Beggans added, "When you hear that a weapon is 'smart,' it's really all about the fuze [i.e., the overall device]. The fuze is 'smart' in that it knows the exact environment that the weapon needs to be in, and detonates it at the right time. The MEMS fuze would provide 'smart' functionality in medium-caliber and sub-munitions, improving results and reducing collateral damage."
Connecting the Dots
In light of China’s consumption of copper and the uses of copper including military uses, Cravaack’s remarks highlight an ignorance of the potentialities to which China will apply its stockpile of copper.
At Deer River, Cravaack said: “With just the interest from the debt we owe, China can build so many weapons and they can build a huge military with just the interest the U.S. pays them.”
If this is so, then why does Cravaack support Polymet who will then sell the red gold to the Chinese?
At Grand Portage, Cravaack said that China was “the enemy our children will be fighting.”
This statement poses an interesting question, one that Cravaack should consider. Because if China is the enemy, then what role will Cravaack play in providing China with red gold that, in turn, will undoubtedly be used to stockpile China’s munitions, provide the cartridge shells for bullets, provide the deadly copper hoods for RPG’s, provide the means of manufacturing micro-detonators, and that will fine-tune computers and computer components to pin-point Chinese nuclear weapons?
Nonferrous mining is about much more that the destruction of our manoomin stands and our environment. Because there is a darker truth that delves under Cravaack’s platform of jobs, jobs, jobs.
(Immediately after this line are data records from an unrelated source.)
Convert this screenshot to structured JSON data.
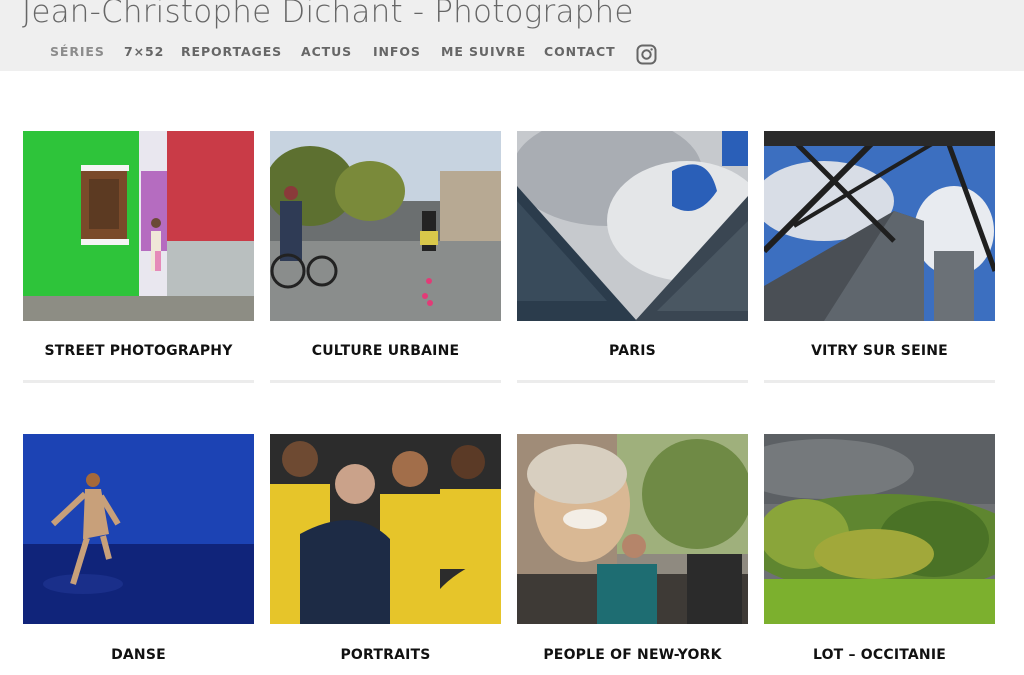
{
  "header": {
    "site_title": "Jean-Christophe Dichant - Photographe",
    "nav": [
      {
        "label": "SÉRIES",
        "active": true
      },
      {
        "label": "7×52"
      },
      {
        "label": "REPORTAGES"
      },
      {
        "label": "ACTUS"
      },
      {
        "label": "INFOS"
      },
      {
        "label": "ME SUIVRE"
      },
      {
        "label": "CONTACT"
      }
    ],
    "social_icon": "instagram-icon"
  },
  "gallery": [
    {
      "title": "STREET PHOTOGRAPHY"
    },
    {
      "title": "CULTURE URBAINE"
    },
    {
      "title": "PARIS"
    },
    {
      "title": "VITRY SUR SEINE"
    },
    {
      "title": "DANSE"
    },
    {
      "title": "PORTRAITS"
    },
    {
      "title": "PEOPLE OF NEW-YORK"
    },
    {
      "title": "LOT – OCCITANIE"
    }
  ],
  "colors": {
    "header_bg": "#efefef",
    "title_text": "#666666",
    "caption_text": "#111111"
  }
}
And the question posted at the beginning of this article is a question that Minnesota voters should be asking candidates at election time. It's time for people to start connecting the dots.
Mii sa go